So what importance would expanding the criteria bring?

“One of the things they say in Arizona is that we don’t need to expand [the criteria],” Manus said. “Everybody just qualifies under chronic pain. You don’t need to add anymore conditions because everyone can just go under chronic pain. You’re right. They could do that. But what are we missing? We’re missing an opportunity to collect data on very specific diseases from patients that are choosing to use cannabis therapy.”

That kind of data is exactly the type of research policymakers ask for when dealing with cases for medical marijuana: evidence to support that medical marijuana can benefit certain conditions. In order for that data to be collected, decision-makers will have to include a wide array of conditions in the medical marijuana program, not only in Arizona, but across the country.

While the AZCNA is taking steps in the right direction with their petition to include PTSD, as well as petitions for other chronic conditions, their win with PTSD did not come without stipulation.

“Unlike any other patient on the program, they stated that a PTSD patient would have to prove that they were currently undergoing conventional therapy before they would qualify to get their card for PTSD,” Manus explained.

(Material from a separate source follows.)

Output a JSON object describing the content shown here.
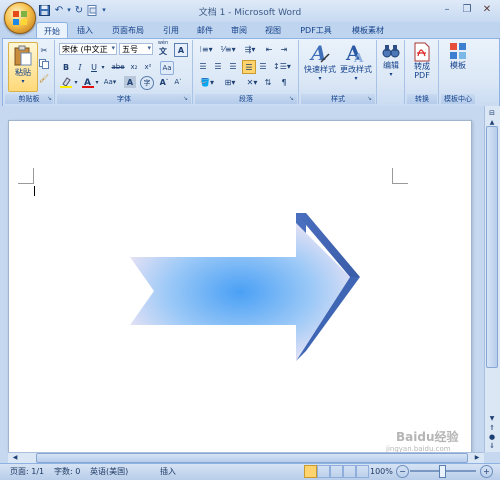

After a long, tiresome battle with the court systems, Manus and her team almost decided to let the stipulation go. However, when unhappy veterans came to the AZCNA pleading with them to not give up the fight, Manus decided the stipulation needed to be removed.

The AZCNA has appealed the court’s decision and is currently fighting to get the discriminatory language removed.

“You don’t tell a cancer patient that they can’t receive cannabis if they’re not on chemo,” Manus said. “You don’t tell a chronic pain patient that they can’t receive cannabis if they’re not on opiates. So why would you do that to a PTSD patient and say you can’t qualify if you’re not on anti-depressants?”

The AZCNA continues to advocate for patients and educate others about the benefits of medical cannabis. As the only group to succeed in bringing change to the medical marijuana program, they remain hopeful about their mission to further expand the criteria to include other chronic conditions.

“People say all the time that cannabis is a gateway drug, and I say cannabis is a gateway,” Manus said. “Cannabis is a gateway to health. I’ve seen that over and over repeatedly and I know this to be true.”